Tomas Casas i Klett (China Competence Center, FIM-HSG University of St. Gallen, Switzerland) and Omar Serrano Oswald (University of Geneva, Switzerland) show how FTAs are used by the BRI as stepping-stones for multilateralism. They propose that China’s FTAs are part of a long- term multilateral approach with the potential to be included in the institutional infrastructure of the BRI. By developing a BRI Initiatives Dynamic Evaluation Framework, they emphasize that initiatives under BRI will be subject to decision and evaluation mechanisms that transcend China proper. This means that rather than being static, FTAs are dynamic. The key element in this iteration is the FTA upgrade, which includes trade impact analyses, business agent surveys, utilization rates, and signaling effects.
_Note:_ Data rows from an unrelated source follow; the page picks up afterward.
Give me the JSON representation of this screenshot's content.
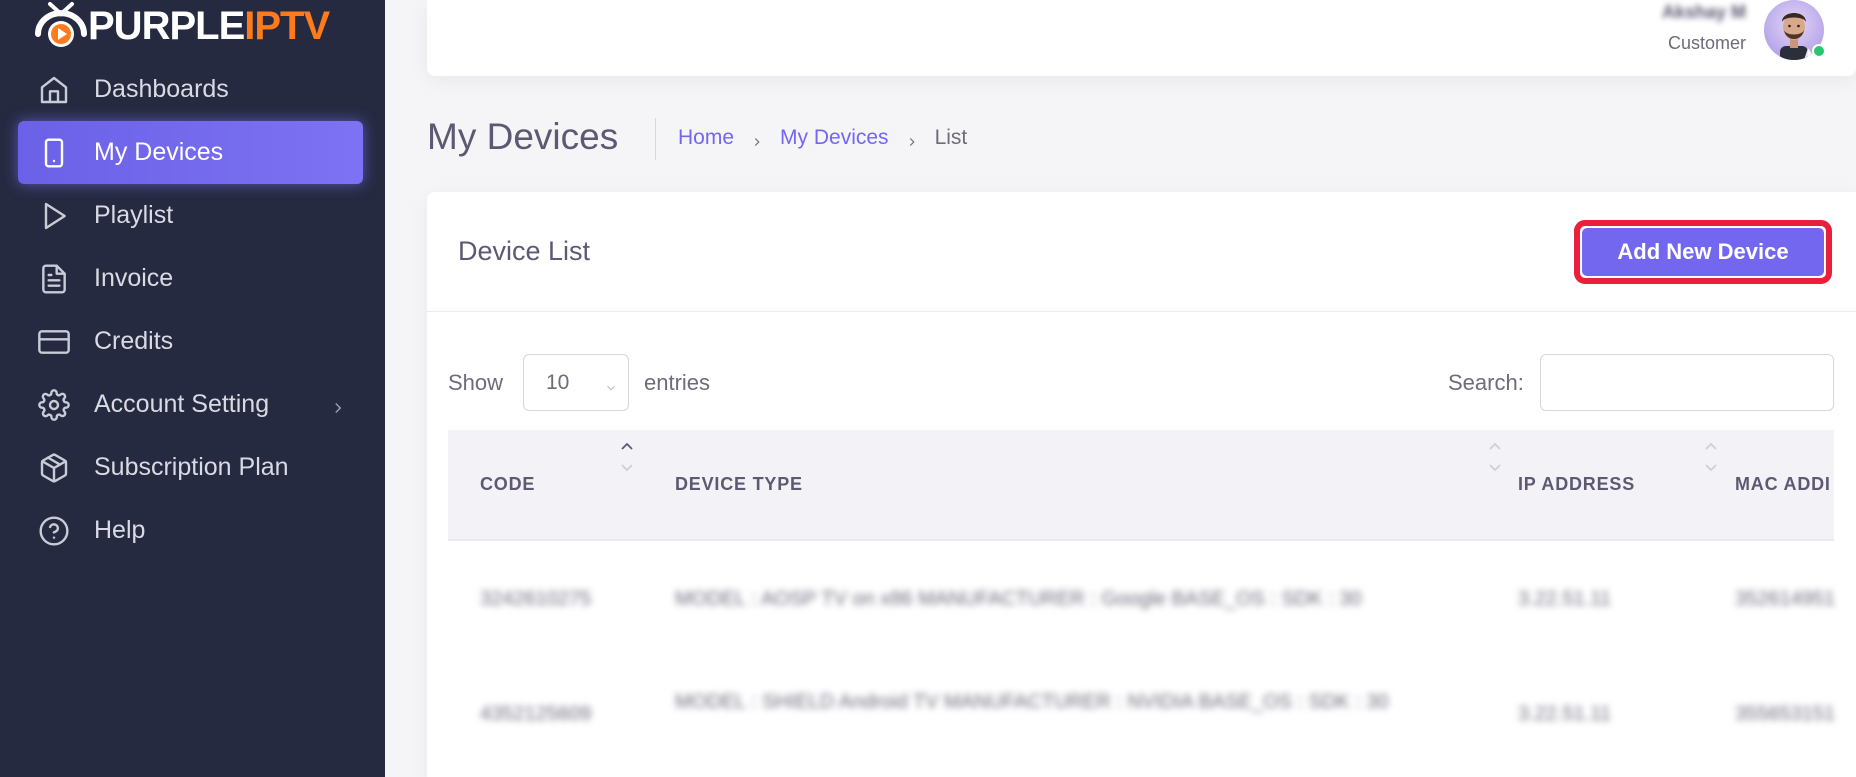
{
  "brand": {
    "word1": "PURPLE",
    "word2": "IPTV",
    "accent": "#ff7a1a"
  },
  "sidebar": {
    "items": [
      {
        "label": "Dashboards",
        "icon": "home-icon"
      },
      {
        "label": "My Devices",
        "icon": "smartphone-icon",
        "active": true
      },
      {
        "label": "Playlist",
        "icon": "play-icon"
      },
      {
        "label": "Invoice",
        "icon": "file-text-icon"
      },
      {
        "label": "Credits",
        "icon": "credit-card-icon"
      },
      {
        "label": "Account Setting",
        "icon": "gear-icon",
        "has_submenu": true
      },
      {
        "label": "Subscription Plan",
        "icon": "package-icon"
      },
      {
        "label": "Help",
        "icon": "help-circle-icon"
      }
    ]
  },
  "header": {
    "user_name": "Akshay M",
    "user_role": "Customer",
    "status_color": "#28c76f"
  },
  "page": {
    "title": "My Devices",
    "breadcrumb": [
      "Home",
      "My Devices",
      "List"
    ]
  },
  "card": {
    "title": "Device List",
    "add_button": "Add New Device",
    "highlight_color": "#ea1f3c"
  },
  "table_controls": {
    "show_label": "Show",
    "page_size": "10",
    "entries_label": "entries",
    "search_label": "Search:",
    "search_value": ""
  },
  "table": {
    "columns": [
      "CODE",
      "DEVICE TYPE",
      "IP ADDRESS",
      "MAC ADDI"
    ],
    "rows": [
      {
        "code": "3242610275",
        "device_type": "MODEL : AOSP TV on x86 MANUFACTURER : Google BASE_OS : SDK : 30",
        "ip": "3.22.51.11",
        "mac": "352614951"
      },
      {
        "code": "4352125609",
        "device_type": "MODEL : SHIELD Android TV MANUFACTURER : NVIDIA BASE_OS : SDK : 30",
        "ip": "3.22.51.11",
        "mac": "355653151"
      }
    ]
  },
  "colors": {
    "primary": "#7367f0",
    "sidebar_bg": "#262a40"
  }
}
The Sino–Swiss FTA is evaluated as a case study.
Morin Jean-Frederic, Serrano Omar, Bannerman Sarah and Burri Mira (2017) Rising Economies in the International Patent Regime: From Rule-breakers to Rule-changers and Rule-makers. New Political Economy
Rising economies face a crucial dilemma when establishing their position on international patent law. Should they translate their increasing economic strength into political power to further developing countries’ interests in lower levels of international patent protection? Or, anticipating a rising domestic interest in stronger international patent protection, should they adopt a position that favours maximal patent protection? Drawing on multiple case studies using a most-similar system design, we argue that rising economies, after having been coerced into adopting more stringent patent standards, tend to display ambivalent positions, trapped in bureaucratic politics and caught between conflicting domestic constituencies. We find that the recent proliferation of international institutions and the expansion of transnational networks have contributed to fragmentation and polarisation in domestic patent politics.
Serrano Omar (2016) China and India’s insertion in the intellectual property rights regime: sustaining or disrupting the rules? New Political Economy
This paper looks at the insertion of China and India in the contested and highly legalised regime of intellectual property rights (IP). In doing so it pays particular attention at two dimensions, the internal adoption of this regime and external endorsement/contestation of international IP norms. Much has been written about whether emerging countries will challenge or support the maintenance of an open rules-based multilateral trade system. In this context, the differentiated integration of these two countries in the IP regime is notable. Domestically, China despite much criticism for widespread IP infringement has followed a maximalist interpretation of TRIPS. India, on the contrary has followed other emerging countries in pursuing a more critical, minimalist understanding. These positions have also been visible at the multilateral arena.
Serrano Omar (2013) The Domestic Sources of European Foreign Policy: Defence and Enlargement. Amsterdam: Amsterdam University Press; Chicago University Press in North America.
This timely study considers the challenges of developing a foreign policy for a union of 27 states while taking national political processes into account. Serrano analyses the relevance of domestic political processes for the EU's common policies and examines the democratic deficit in the EU foreign policy, thereby highlighting what is unique about it and reflecting on its possible evolution. As the EU continues to face difficulties in formulating common policies, this volume offers a unique insight into the complexities of enhancing the EU's common policies by assessing domestic political debates and the role of actors who legitimise or constrain support for common policies.